NEW YORK CITY — Last Thursday, a group of Muslim owned-businesses, mosques, individuals, and student groups reached a settlement with the New York Police Department (NYPD) in a federal lawsuit challenging the discriminatory surveillance of American Muslims in New Jersey.
Filed in 2012 in federal court in New Jersey, in Hassan v. City of New York was the first lawsuit brought on behalf of American Muslims unlawfully surveilled under the NYPD’s program. The plaintiffs are represented by Muslim Advocates, the Center for Constitutional Rights and Gibbons P.C.
The NYPD has agreed to may more than $1 million in legal fees and damages.
Under the surveillance program, the NYPD spied on at least 20 mosques, 14 restaurants, 11 retail stores, two grade schools and two Muslim Student Associations in New Jersey. The monitoring included video surveillance, photographing license plates, community mapping and infiltration by undercover officers and informants at places of worship, student associations and businesses.
Internal NYPD documents, including a list of 28 “ancestries of interest”, revealed that the NYPD used racial and ethnic backgrounds as proxies to identify and target adherents to Islam.

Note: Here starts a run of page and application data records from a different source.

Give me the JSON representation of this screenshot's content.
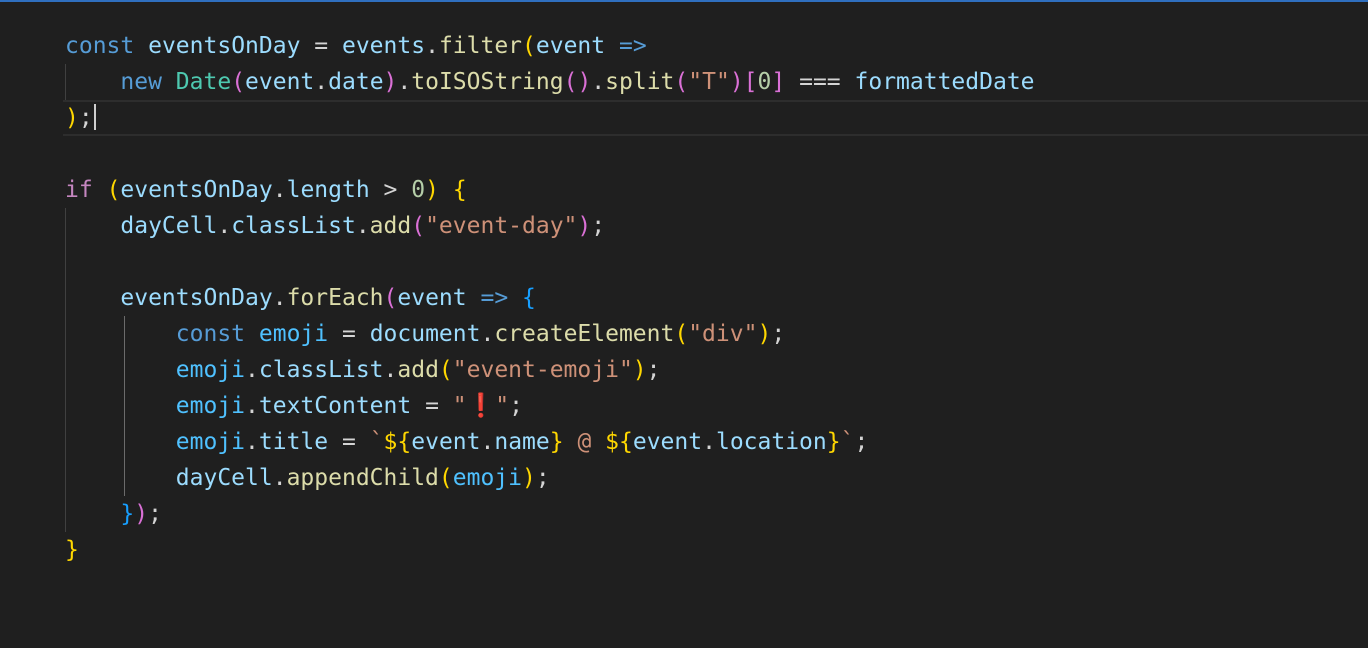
{
  "editor": {
    "language": "javascript",
    "theme_colors": {
      "background": "#1f1f1f",
      "keyword": "#569cd6",
      "control": "#c586c0",
      "variable": "#9cdcfe",
      "constant": "#4fc1ff",
      "function": "#dcdcaa",
      "class": "#4ec9b0",
      "string": "#ce9178",
      "number": "#b5cea8",
      "bracket_level_1": "#ffd700",
      "bracket_level_2": "#da70d6",
      "bracket_level_3": "#179fff"
    },
    "current_line": 3,
    "lines": [
      "const eventsOnDay = events.filter(event =>",
      "    new Date(event.date).toISOString().split(\"T\")[0] === formattedDate",
      ");",
      "",
      "if (eventsOnDay.length > 0) {",
      "    dayCell.classList.add(\"event-day\");",
      "",
      "    eventsOnDay.forEach(event => {",
      "        const emoji = document.createElement(\"div\");",
      "        emoji.classList.add(\"event-emoji\");",
      "        emoji.textContent = \"❗\";",
      "        emoji.title = `${event.name} @ ${event.location}`;",
      "        dayCell.appendChild(emoji);",
      "    });",
      "}"
    ]
  },
  "t": {
    "l1_const": "const",
    "l1_eventsOnDay": "eventsOnDay",
    "l1_eq": " = ",
    "l1_events": "events",
    "l1_dot": ".",
    "l1_filter": "filter",
    "l1_paren": "(",
    "l1_event": "event",
    "l1_arrow": " =>",
    "l2_new": "new",
    "l2_Date": "Date",
    "l2_p1": "(",
    "l2_event": "event",
    "l2_dot1": ".",
    "l2_date": "date",
    "l2_p1c": ")",
    "l2_dot2": ".",
    "l2_toISOString": "toISOString",
    "l2_p2": "()",
    "l2_dot3": ".",
    "l2_split": "split",
    "l2_p3": "(",
    "l2_T": "\"T\"",
    "l2_p3c": ")",
    "l2_b1": "[",
    "l2_zero": "0",
    "l2_b1c": "]",
    "l2_eqeq": " === ",
    "l2_formattedDate": "formattedDate",
    "l3_paren": ")",
    "l3_semi": ";",
    "l5_if": "if",
    "l5_p": "(",
    "l5_eventsOnDay": "eventsOnDay",
    "l5_dot": ".",
    "l5_length": "length",
    "l5_gt": " > ",
    "l5_zero": "0",
    "l5_pc": ")",
    "l5_brace": "{",
    "l6_dayCell": "dayCell",
    "l6_dot1": ".",
    "l6_classList": "classList",
    "l6_dot2": ".",
    "l6_add": "add",
    "l6_p": "(",
    "l6_str": "\"event-day\"",
    "l6_pc": ")",
    "l6_semi": ";",
    "l8_eventsOnDay": "eventsOnDay",
    "l8_dot": ".",
    "l8_forEach": "forEach",
    "l8_p": "(",
    "l8_event": "event",
    "l8_arrow": "=>",
    "l8_brace": "{",
    "l9_const": "const",
    "l9_emoji": "emoji",
    "l9_eq": " = ",
    "l9_document": "document",
    "l9_dot": ".",
    "l9_createElement": "createElement",
    "l9_p": "(",
    "l9_str": "\"div\"",
    "l9_pc": ")",
    "l9_semi": ";",
    "l10_emoji": "emoji",
    "l10_dot1": ".",
    "l10_classList": "classList",
    "l10_dot2": ".",
    "l10_add": "add",
    "l10_p": "(",
    "l10_str": "\"event-emoji\"",
    "l10_pc": ")",
    "l10_semi": ";",
    "l11_emoji": "emoji",
    "l11_dot": ".",
    "l11_textContent": "textContent",
    "l11_eq": " = ",
    "l11_q1": "\"",
    "l11_excl": "❗",
    "l11_q2": "\"",
    "l11_semi": ";",
    "l12_emoji": "emoji",
    "l12_dot": ".",
    "l12_title": "title",
    "l12_eq": " = ",
    "l12_bt": "`",
    "l12_d1": "${",
    "l12_event1": "event",
    "l12_dotA": ".",
    "l12_name": "name",
    "l12_c1": "}",
    "l12_at": " @ ",
    "l12_d2": "${",
    "l12_event2": "event",
    "l12_dotB": ".",
    "l12_location": "location",
    "l12_c2": "}",
    "l12_bt2": "`",
    "l12_semi": ";",
    "l13_dayCell": "dayCell",
    "l13_dot": ".",
    "l13_appendChild": "appendChild",
    "l13_p": "(",
    "l13_emoji": "emoji",
    "l13_pc": ")",
    "l13_semi": ";",
    "l14_brace": "}",
    "l14_paren": ")",
    "l14_semi": ";",
    "l15_brace": "}"
  }
}
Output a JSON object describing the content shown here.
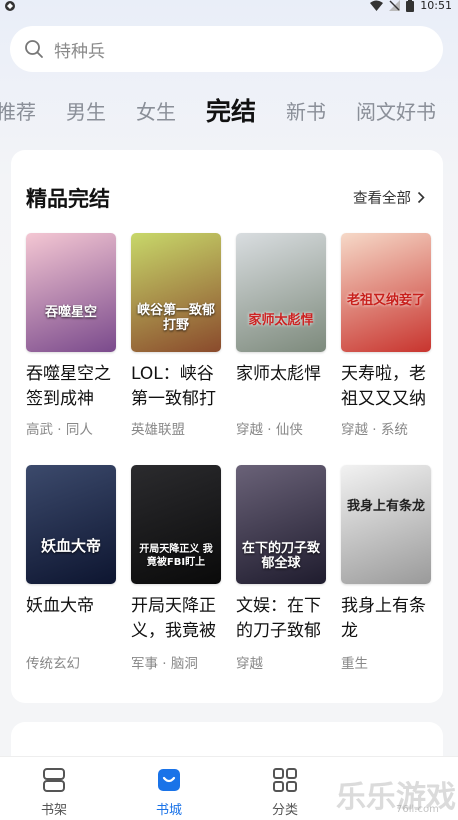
{
  "status_bar": {
    "time": "10:51"
  },
  "search": {
    "placeholder": "特种兵"
  },
  "tabs": [
    {
      "label": "推荐"
    },
    {
      "label": "男生"
    },
    {
      "label": "女生"
    },
    {
      "label": "完结",
      "active": true
    },
    {
      "label": "新书"
    },
    {
      "label": "阅文好书"
    }
  ],
  "section": {
    "title": "精品完结",
    "more_label": "查看全部"
  },
  "books": [
    {
      "title": "吞噬星空之签到成神",
      "tags": "高武 · 同人",
      "cover_text": "吞噬星空",
      "colors": [
        "#f4c7d3",
        "#7a4a8c"
      ]
    },
    {
      "title": "LOL：峡谷第一致郁打",
      "tags": "英雄联盟",
      "cover_text": "峡谷第一致郁打野",
      "colors": [
        "#c8d86a",
        "#8a4a2c"
      ]
    },
    {
      "title": "家师太彪悍",
      "tags": "穿越 · 仙侠",
      "cover_text": "家师太彪悍",
      "colors": [
        "#d9dde0",
        "#7d8a7c"
      ]
    },
    {
      "title": "天寿啦，老祖又又又纳",
      "tags": "穿越 · 系统",
      "cover_text": "老祖又纳妾了",
      "colors": [
        "#f6d9c8",
        "#c8342e"
      ]
    },
    {
      "title": "妖血大帝",
      "tags": "传统玄幻",
      "cover_text": "妖血大帝",
      "colors": [
        "#3c4a6c",
        "#0d1530"
      ]
    },
    {
      "title": "开局天降正义，我竟被",
      "tags": "军事 · 脑洞",
      "cover_text": "开局天降正义 我竟被FBI盯上",
      "colors": [
        "#2b2b2e",
        "#0a0a0a"
      ]
    },
    {
      "title": "文娱：在下的刀子致郁",
      "tags": "穿越",
      "cover_text": "在下的刀子致郁全球",
      "colors": [
        "#6a6278",
        "#1f1c2e"
      ]
    },
    {
      "title": "我身上有条龙",
      "tags": "重生",
      "cover_text": "我身上有条龙",
      "colors": [
        "#f2f2f2",
        "#9a9a9a"
      ]
    }
  ],
  "nav": [
    {
      "label": "书架"
    },
    {
      "label": "书城",
      "active": true
    },
    {
      "label": "分类"
    }
  ],
  "watermark": {
    "text": "乐乐游戏",
    "sub": "76ll.com"
  },
  "colors": {
    "accent": "#1a73e8"
  }
}
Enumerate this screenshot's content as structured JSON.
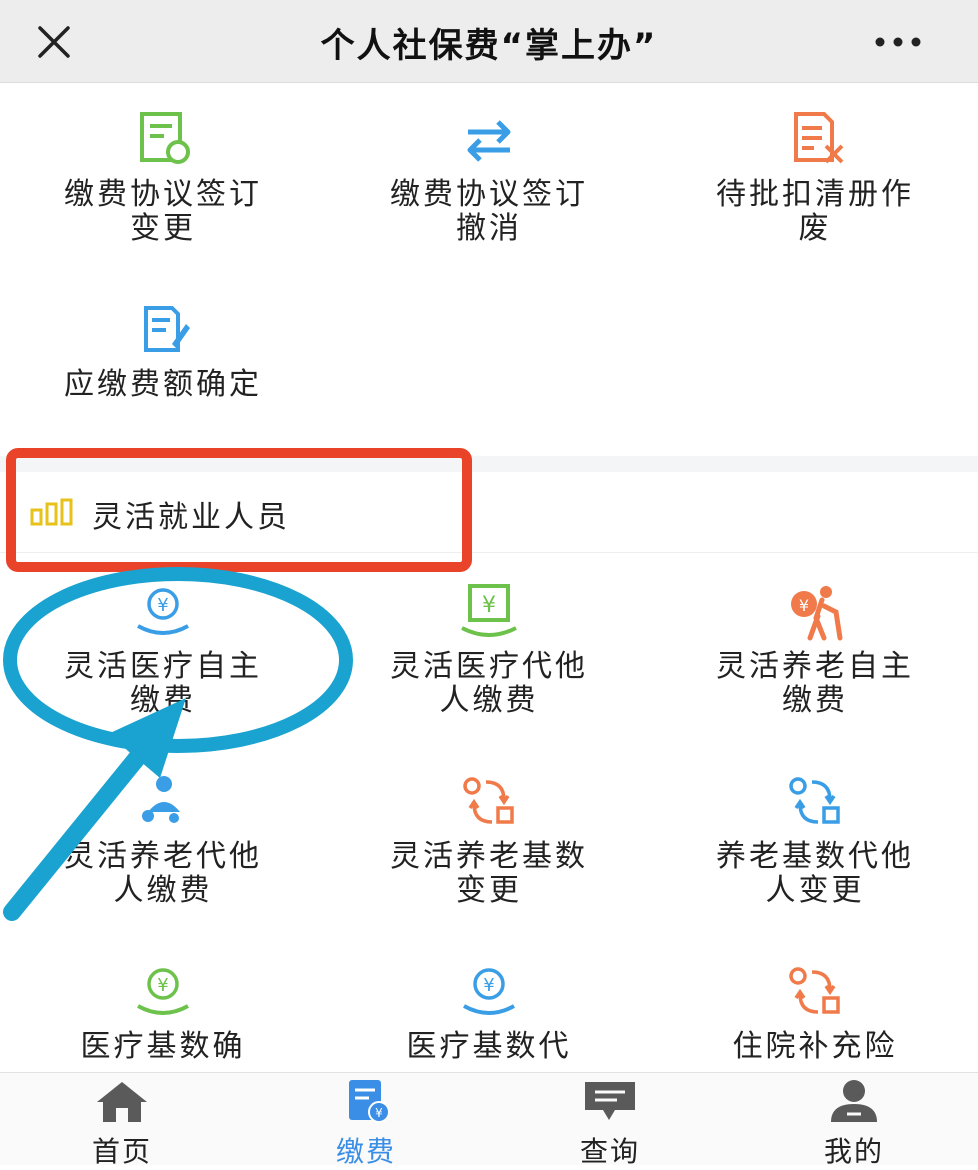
{
  "header": {
    "title": "个人社保费“掌上办”"
  },
  "top_items": [
    {
      "label": "缴费协议签订变更",
      "icon": "document-refresh-icon"
    },
    {
      "label": "缴费协议签订撤消",
      "icon": "swap-arrows-icon"
    },
    {
      "label": "待批扣清册作废",
      "icon": "document-cancel-icon"
    },
    {
      "label": "应缴费额确定",
      "icon": "document-edit-icon"
    }
  ],
  "section": {
    "title": "灵活就业人员",
    "icon": "signal-bars-icon"
  },
  "flex_items": [
    {
      "label": "灵活医疗自主缴费",
      "icon": "yuan-hand-icon"
    },
    {
      "label": "灵活医疗代他人缴费",
      "icon": "yuan-bill-hand-icon"
    },
    {
      "label": "灵活养老自主缴费",
      "icon": "elderly-person-icon"
    },
    {
      "label": "灵活养老代他人缴费",
      "icon": "elderly-family-icon"
    },
    {
      "label": "灵活养老基数变更",
      "icon": "exchange-cycle-icon"
    },
    {
      "label": "养老基数代他人变更",
      "icon": "exchange-cycle-icon"
    },
    {
      "label": "医疗基数确",
      "icon": "yuan-hand-icon"
    },
    {
      "label": "医疗基数代",
      "icon": "yuan-hand-icon"
    },
    {
      "label": "住院补充险",
      "icon": "exchange-cycle-icon"
    }
  ],
  "tabs": [
    {
      "label": "首页",
      "icon": "home-icon",
      "active": false
    },
    {
      "label": "缴费",
      "icon": "payment-document-icon",
      "active": true
    },
    {
      "label": "查询",
      "icon": "message-icon",
      "active": false
    },
    {
      "label": "我的",
      "icon": "user-icon",
      "active": false
    }
  ],
  "colors": {
    "green": "#6cc24a",
    "blue": "#3a9ee6",
    "orange": "#f07a4a",
    "yellow": "#e6c21a",
    "red_box": "#e9442a",
    "circle_annotation": "#1aa3d0",
    "active_tab": "#3a8ee6",
    "gray_icon": "#5a5a5a"
  }
}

By its own admission, the NYPD’s surveillance of Muslims failed to produce a single lead.
Under the terms of the settlement, the NYPD has confirmed it will reform its practices by agreeing not to engage in surveillance on the basis of religion or ethnicity, implement a policy guide that will govern the Intelligence Bureau’s activities and pay businesses and mosques damages for income lost as a result of being unfairly targeted.
Hassan was initially filed by Muslim Advocates and the Center for Constitutional Rights. Gibbons, P.C. later joined as co-counsel. It was the first case to challenge the NYPD’s Muslim spying program.